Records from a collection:

"""

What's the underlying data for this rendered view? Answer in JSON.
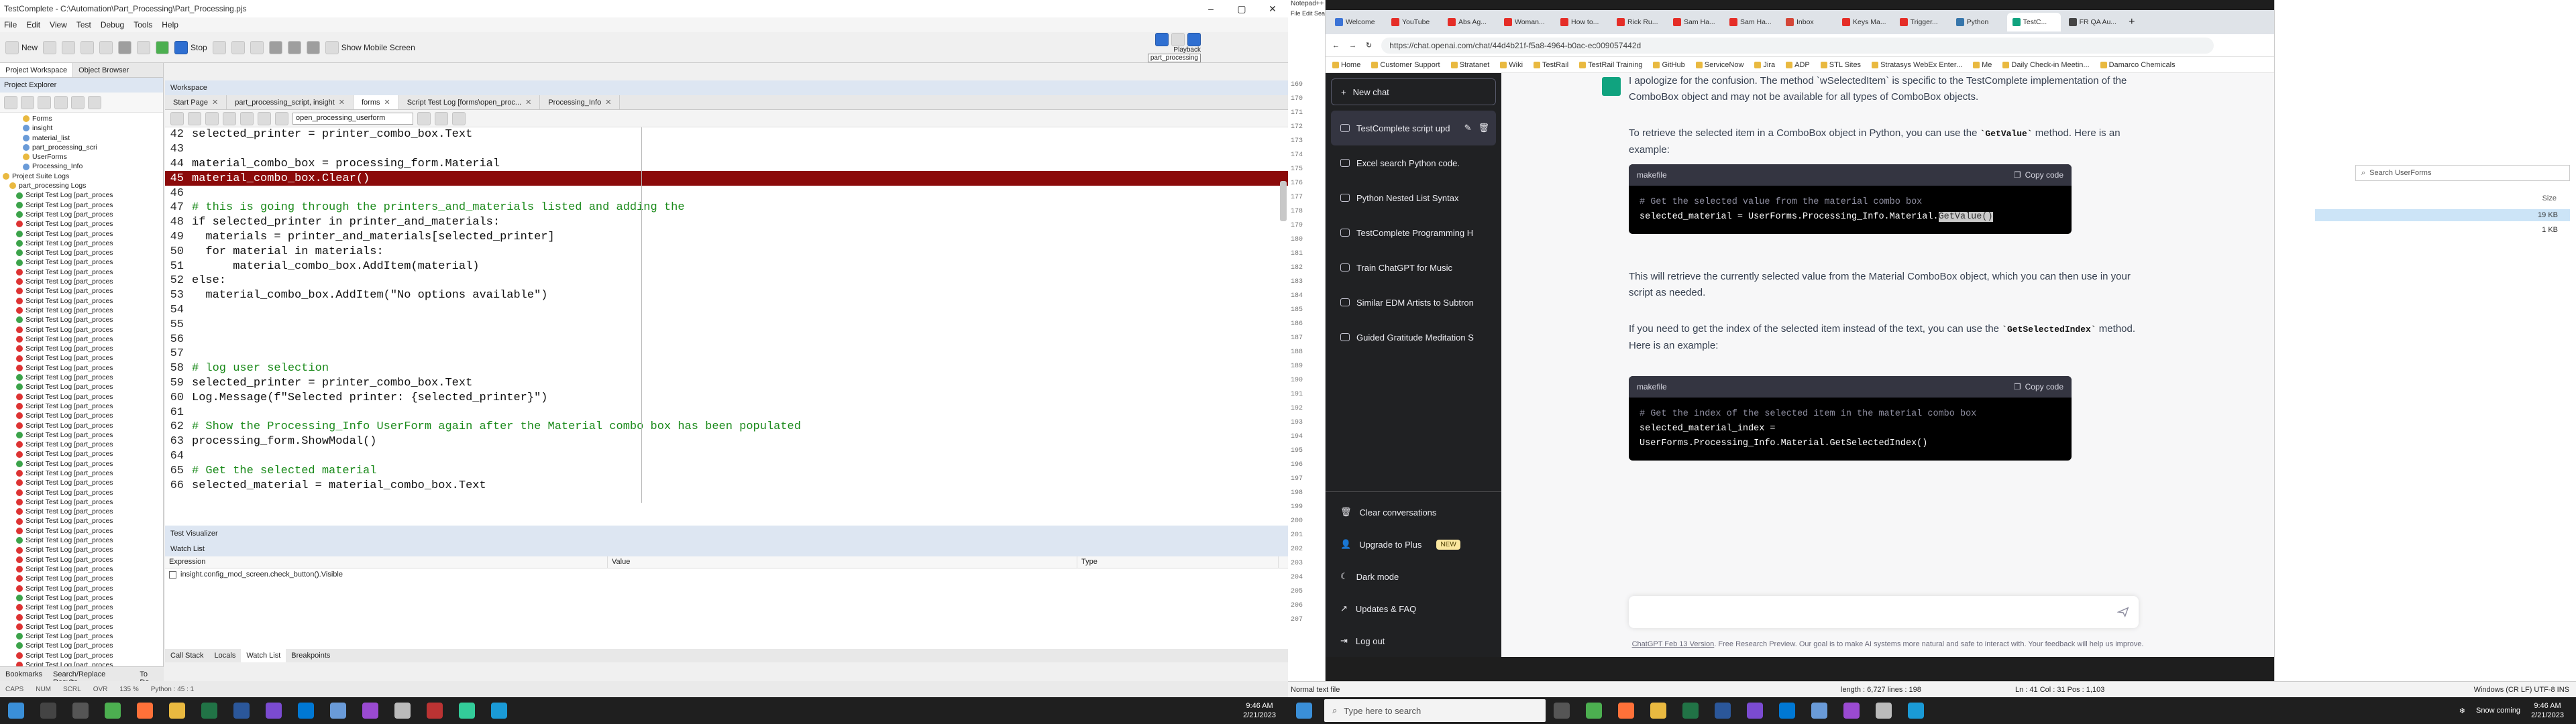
{
  "tc": {
    "title": "TestComplete - C:\\Automation\\Part_Processing\\Part_Processing.pjs",
    "menu": [
      "File",
      "Edit",
      "View",
      "Test",
      "Debug",
      "Tools",
      "Help"
    ],
    "toolbar": {
      "new_label": "New",
      "stop_label": "Stop",
      "mobile_label": "Show Mobile Screen",
      "playback_label": "Playback",
      "playback_tooltip": "part_processing"
    },
    "left_tabs": [
      "Project Workspace",
      "Object Browser"
    ],
    "left_header": "Project Explorer",
    "tree_top": [
      {
        "label": "Forms",
        "icon": "folder"
      },
      {
        "label": "insight",
        "icon": "file"
      },
      {
        "label": "material_list",
        "icon": "file"
      },
      {
        "label": "part_processing_scri",
        "icon": "file"
      },
      {
        "label": "UserForms",
        "icon": "folder"
      },
      {
        "label": "Processing_Info",
        "icon": "file"
      },
      {
        "label": "Project Suite Logs",
        "icon": "folder"
      },
      {
        "label": "part_processing Logs",
        "icon": "folder"
      }
    ],
    "log_item_label": "Script Test Log [part_proces",
    "log_items": [
      "g",
      "g",
      "g",
      "r",
      "g",
      "g",
      "g",
      "g",
      "r",
      "r",
      "r",
      "r",
      "r",
      "g",
      "r",
      "r",
      "r",
      "r",
      "r",
      "g",
      "g",
      "r",
      "r",
      "r",
      "r",
      "g",
      "r",
      "r",
      "g",
      "r",
      "r",
      "r",
      "r",
      "r",
      "r",
      "r",
      "g",
      "r",
      "r",
      "r",
      "r",
      "r",
      "g",
      "r",
      "r",
      "r",
      "g",
      "g",
      "r",
      "r",
      "r",
      "r",
      "r",
      "r",
      "r",
      "r",
      "r",
      "r"
    ],
    "bottom_tabs": [
      "Bookmarks",
      "Search/Replace Results",
      "To Do"
    ],
    "workspace_header": "Workspace",
    "doc_tabs": [
      "Start Page",
      "part_processing_script, insight",
      "forms",
      "Script Test Log [forms\\open_proc...",
      "Processing_Info"
    ],
    "editor_combo": "open_processing_userform",
    "code_lines": [
      {
        "n": "42",
        "t": "selected_printer = printer_combo_box.Text",
        "c": "txt"
      },
      {
        "n": "43",
        "t": "",
        "c": "txt"
      },
      {
        "n": "44",
        "t": "material_combo_box = processing_form.Material",
        "c": "txt"
      },
      {
        "n": "45",
        "t": "material_combo_box.Clear()",
        "c": "err"
      },
      {
        "n": "46",
        "t": "",
        "c": "txt"
      },
      {
        "n": "47",
        "t": "# this is going through the printers_and_materials listed and adding the",
        "c": "cmt"
      },
      {
        "n": "48",
        "t": "if selected_printer in printer_and_materials:",
        "c": "txt"
      },
      {
        "n": "49",
        "t": "  materials = printer_and_materials[selected_printer]",
        "c": "txt"
      },
      {
        "n": "50",
        "t": "  for material in materials:",
        "c": "txt"
      },
      {
        "n": "51",
        "t": "      material_combo_box.AddItem(material)",
        "c": "txt"
      },
      {
        "n": "52",
        "t": "else:",
        "c": "txt"
      },
      {
        "n": "53",
        "t": "  material_combo_box.AddItem(\"No options available\")",
        "c": "txt"
      },
      {
        "n": "54",
        "t": "",
        "c": "txt"
      },
      {
        "n": "55",
        "t": "",
        "c": "txt"
      },
      {
        "n": "56",
        "t": "",
        "c": "txt"
      },
      {
        "n": "57",
        "t": "",
        "c": "txt"
      },
      {
        "n": "58",
        "t": "# log user selection",
        "c": "cmt"
      },
      {
        "n": "59",
        "t": "selected_printer = printer_combo_box.Text",
        "c": "txt"
      },
      {
        "n": "60",
        "t": "Log.Message(f\"Selected printer: {selected_printer}\")",
        "c": "txt"
      },
      {
        "n": "61",
        "t": "",
        "c": "txt"
      },
      {
        "n": "62",
        "t": "# Show the Processing_Info UserForm again after the Material combo box has been populated",
        "c": "cmt"
      },
      {
        "n": "63",
        "t": "processing_form.ShowModal()",
        "c": "txt"
      },
      {
        "n": "64",
        "t": "",
        "c": "txt"
      },
      {
        "n": "65",
        "t": "# Get the selected material",
        "c": "cmt"
      },
      {
        "n": "66",
        "t": "selected_material = material_combo_box.Text",
        "c": "txt"
      }
    ],
    "visualizer_label": "Test Visualizer",
    "watch_header": "Watch List",
    "watch_cols": [
      "Expression",
      "Value",
      "Type"
    ],
    "watch_row": "insight.config_mod_screen.check_button().Visible",
    "watch_tabs": [
      "Call Stack",
      "Locals",
      "Watch List",
      "Breakpoints"
    ],
    "status": [
      "CAPS",
      "NUM",
      "SCRL",
      "OVR",
      "135 %",
      "Python : 45 : 1"
    ]
  },
  "notepad": {
    "title": "Notepad++",
    "menu": "File Edit Search View",
    "lines": [
      "169",
      "170",
      "171",
      "172",
      "173",
      "174",
      "175",
      "176",
      "177",
      "178",
      "179",
      "180",
      "181",
      "182",
      "183",
      "184",
      "185",
      "186",
      "187",
      "188",
      "189",
      "190",
      "191",
      "192",
      "193",
      "194",
      "195",
      "196",
      "197",
      "198",
      "199",
      "200",
      "201",
      "202",
      "203",
      "204",
      "205",
      "206",
      "207"
    ],
    "status_left": "Normal text file",
    "status_mid": "length : 6,727   lines : 198",
    "status_pos": "Ln : 41   Col : 31   Pos : 1,103",
    "status_right": "Windows (CR LF)   UTF-8   INS"
  },
  "browser": {
    "tabs": [
      {
        "label": "Welcome",
        "color": "#3b73d6"
      },
      {
        "label": "YouTube",
        "color": "#e52d27"
      },
      {
        "label": "Abs Ag...",
        "color": "#e52d27"
      },
      {
        "label": "Woman...",
        "color": "#e52d27"
      },
      {
        "label": "How to...",
        "color": "#e52d27"
      },
      {
        "label": "Rick Ru...",
        "color": "#e52d27"
      },
      {
        "label": "Sam Ha...",
        "color": "#e52d27"
      },
      {
        "label": "Sam Ha...",
        "color": "#e52d27"
      },
      {
        "label": "Inbox",
        "color": "#d44638"
      },
      {
        "label": "Keys Ma...",
        "color": "#e52d27"
      },
      {
        "label": "Trigger...",
        "color": "#e52d27"
      },
      {
        "label": "Python",
        "color": "#3776ab"
      },
      {
        "label": "TestC...",
        "color": "#10a37f"
      },
      {
        "label": "FR QA Au...",
        "color": "#444"
      }
    ],
    "url": "https://chat.openai.com/chat/44d4b21f-f5a8-4964-b0ac-ec009057442d",
    "bookmarks": [
      "Home",
      "Customer Support",
      "Stratanet",
      "Wiki",
      "TestRail",
      "TestRail Training",
      "GitHub",
      "ServiceNow",
      "Jira",
      "ADP",
      "STL Sites",
      "Stratasys WebEx Enter...",
      "Me",
      "Daily Check-in Meetin...",
      "Damarco Chemicals"
    ],
    "new_chat": "New chat",
    "conversations": [
      "TestComplete script upd",
      "Excel search Python code.",
      "Python Nested List Syntax",
      "TestComplete Programming H",
      "Train ChatGPT for Music",
      "Similar EDM Artists to Subtron",
      "Guided Gratitude Meditation S"
    ],
    "side_bottom": [
      "Clear conversations",
      "Upgrade to Plus",
      "Dark mode",
      "Updates & FAQ",
      "Log out"
    ],
    "new_badge": "NEW",
    "msg1": "I apologize for the confusion. The method `wSelectedItem` is specific to the TestComplete implementation of the ComboBox object and may not be available for all types of ComboBox objects.",
    "msg2_pre": "To retrieve the selected item in a ComboBox object in Python, you can use the ",
    "msg2_code": "`GetValue`",
    "msg2_post": " method. Here is an example:",
    "code1_lang": "makefile",
    "copy_label": "Copy code",
    "code1_comment": "# Get the selected value from the material combo box",
    "code1_line": "selected_material = UserForms.Processing_Info.Material.",
    "code1_sel": "GetValue()",
    "msg3": "This will retrieve the currently selected value from the Material ComboBox object, which you can then use in your script as needed.",
    "msg4_pre": "If you need to get the index of the selected item instead of the text, you can use the ",
    "msg4_code": "`GetSelectedIndex`",
    "msg4_post": " method. Here is an example:",
    "code2_lang": "makefile",
    "code2_comment": "# Get the index of the selected item in the material combo box",
    "code2_line": "selected_material_index = UserForms.Processing_Info.Material.GetSelectedIndex()",
    "footer_link": "ChatGPT Feb 13 Version",
    "footer_text": ". Free Research Preview. Our goal is to make AI systems more natural and safe to interact with. Your feedback will help us improve."
  },
  "explorer": {
    "search_placeholder": "Search UserForms",
    "col_size": "Size",
    "row1_size": "19 KB",
    "row2_size": "1 KB"
  },
  "taskbar1": {
    "time": "9:46 AM",
    "date": "2/21/2023"
  },
  "taskbar2": {
    "search_placeholder": "Type here to search",
    "weather": "Snow coming",
    "time": "9:46 AM",
    "date": "2/21/2023"
  }
}
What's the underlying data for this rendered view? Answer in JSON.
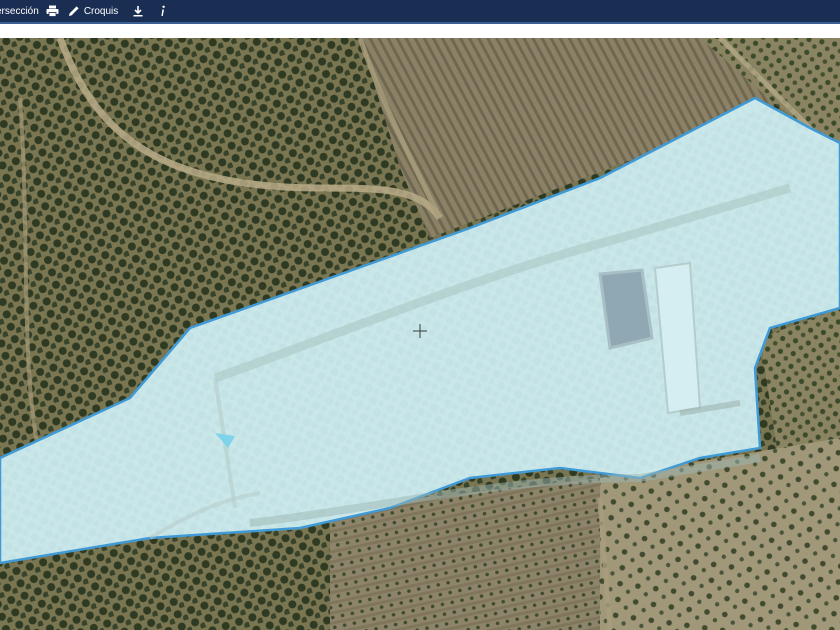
{
  "toolbar": {
    "items": [
      {
        "label": "ersección",
        "icon": "intersection"
      },
      {
        "label": "",
        "icon": "printer-icon"
      },
      {
        "label": "Croquis",
        "icon": "pencil-icon"
      },
      {
        "label": "",
        "icon": "download-icon"
      },
      {
        "label": "",
        "icon": "info-icon"
      }
    ]
  },
  "map": {
    "type": "aerial-orthophoto",
    "parcel_highlight_color": "#cfeff4",
    "parcel_outline_color": "#3f9ad6",
    "cursor": "crosshair"
  },
  "colors": {
    "toolbar_bg": "#1a2d52",
    "toolbar_text": "#ffffff"
  }
}
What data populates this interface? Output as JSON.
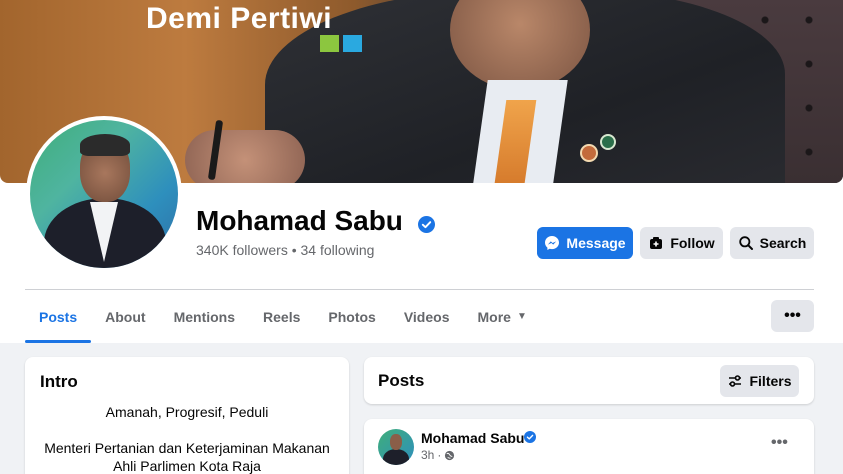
{
  "cover": {
    "text": "Demi Pertiwi"
  },
  "profile": {
    "name": "Mohamad Sabu",
    "followers": "340K followers",
    "separator": "•",
    "following": "34 following"
  },
  "actions": {
    "message": "Message",
    "follow": "Follow",
    "search": "Search"
  },
  "tabs": [
    {
      "label": "Posts",
      "active": true
    },
    {
      "label": "About"
    },
    {
      "label": "Mentions"
    },
    {
      "label": "Reels"
    },
    {
      "label": "Photos"
    },
    {
      "label": "Videos"
    },
    {
      "label": "More"
    }
  ],
  "intro": {
    "title": "Intro",
    "lines": [
      "Amanah, Progresif, Peduli",
      "Menteri Pertanian dan Keterjaminan Makanan",
      "Ahli Parlimen Kota Raja"
    ]
  },
  "posts": {
    "title": "Posts",
    "filters_label": "Filters",
    "items": [
      {
        "author": "Mohamad Sabu",
        "time": "3h",
        "time_separator": "·"
      }
    ]
  },
  "colors": {
    "accent": "#1b74e4",
    "secondary_button": "#e4e6eb",
    "background": "#f0f2f5",
    "muted_text": "#65676b"
  }
}
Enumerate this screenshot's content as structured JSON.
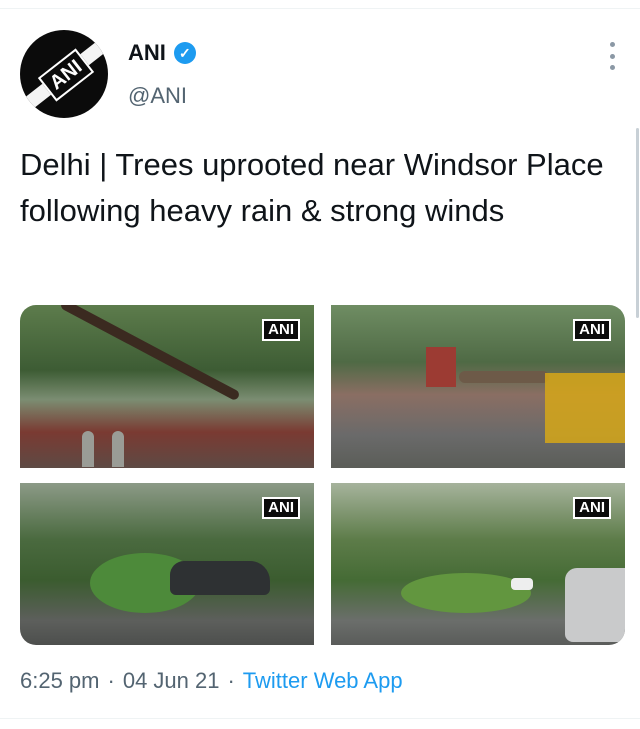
{
  "tweet": {
    "author": {
      "display_name": "ANI",
      "handle": "@ANI",
      "avatar_logo_text": "ANI",
      "verified_icon": "verified-badge-icon"
    },
    "text": "Delhi | Trees uprooted near Windsor Place following heavy rain & strong winds",
    "media": [
      {
        "watermark": "ANI"
      },
      {
        "watermark": "ANI"
      },
      {
        "watermark": "ANI"
      },
      {
        "watermark": "ANI"
      }
    ],
    "meta": {
      "time": "6:25 pm",
      "separator": "·",
      "date": "04 Jun 21",
      "source": "Twitter Web App"
    }
  },
  "colors": {
    "accent": "#1d9bf0",
    "secondary_text": "#536471",
    "primary_text": "#0f1419"
  },
  "icons": {
    "more": "more-options-icon",
    "verified": "verified-badge-icon"
  }
}
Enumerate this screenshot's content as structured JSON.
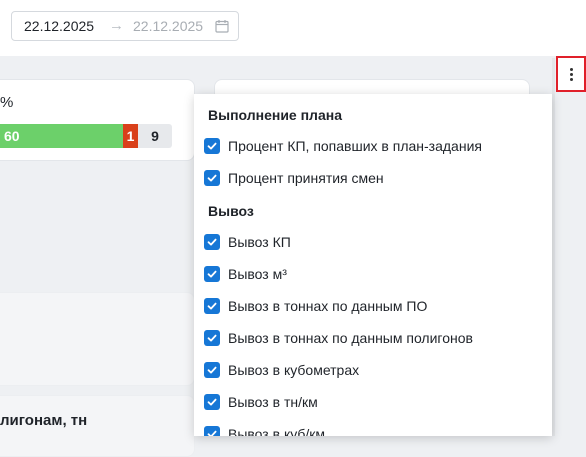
{
  "date_range": {
    "start": "22.12.2025",
    "arrow": "→",
    "end": "22.12.2025"
  },
  "card1": {
    "percent_sign": "%",
    "bar": {
      "green_value": "60",
      "red_value": "1",
      "grey_value": "9"
    }
  },
  "card4": {
    "title": "лигонам, тн"
  },
  "columns_menu": {
    "groups": [
      {
        "title": "Выполнение плана",
        "items": [
          {
            "label": "Процент КП, попавших в план-задания",
            "checked": true
          },
          {
            "label": "Процент принятия смен",
            "checked": true
          }
        ]
      },
      {
        "title": "Вывоз",
        "items": [
          {
            "label": "Вывоз КП",
            "checked": true
          },
          {
            "label": "Вывоз м³",
            "checked": true
          },
          {
            "label": "Вывоз в тоннах по данным ПО",
            "checked": true
          },
          {
            "label": "Вывоз в тоннах по данным полигонов",
            "checked": true
          },
          {
            "label": "Вывоз в кубометрах",
            "checked": true
          },
          {
            "label": "Вывоз в тн/км",
            "checked": true
          },
          {
            "label": "Вывоз в куб/км",
            "checked": true
          }
        ]
      }
    ]
  },
  "colors": {
    "accent": "#1677d6",
    "bar_green": "#6cd06a",
    "bar_red": "#d9401a",
    "highlight": "#e0202a"
  },
  "icons": {
    "calendar": "calendar-icon",
    "more": "more-vertical-icon",
    "check": "check-icon"
  }
}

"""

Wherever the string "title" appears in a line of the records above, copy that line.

    "title": "TestComplete - C:\\Automation\\Part_Processing\\Part_Processing.pjs",
    "title": "Notepad++",
    "title": "Intro",
    "title": "Posts",
    "title": "лигонам, тн"
        "title": "Выполнение плана",
        "title": "Вывоз",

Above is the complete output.